╔══

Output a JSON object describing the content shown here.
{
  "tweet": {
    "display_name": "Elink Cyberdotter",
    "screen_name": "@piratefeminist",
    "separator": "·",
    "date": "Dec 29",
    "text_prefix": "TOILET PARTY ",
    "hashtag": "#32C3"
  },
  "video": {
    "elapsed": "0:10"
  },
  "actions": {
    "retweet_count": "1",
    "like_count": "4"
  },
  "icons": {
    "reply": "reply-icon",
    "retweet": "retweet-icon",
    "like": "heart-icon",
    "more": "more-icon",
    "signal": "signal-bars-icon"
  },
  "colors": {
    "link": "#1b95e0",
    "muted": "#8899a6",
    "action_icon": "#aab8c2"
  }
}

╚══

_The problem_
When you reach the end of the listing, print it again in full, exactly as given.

_Result of the task_
Output a JSON object describing the content shown here.
{
  "tweet": {
    "display_name": "Elink Cyberdotter",
    "screen_name": "@piratefeminist",
    "separator": "·",
    "date": "Dec 29",
    "text_prefix": "TOILET PARTY ",
    "hashtag": "#32C3"
  },
  "video": {
    "elapsed": "0:10"
  },
  "actions": {
    "retweet_count": "1",
    "like_count": "4"
  },
  "icons": {
    "reply": "reply-icon",
    "retweet": "retweet-icon",
    "like": "heart-icon",
    "more": "more-icon",
    "signal": "signal-bars-icon"
  },
  "colors": {
    "link": "#1b95e0",
    "muted": "#8899a6",
    "action_icon": "#aab8c2"
  }
}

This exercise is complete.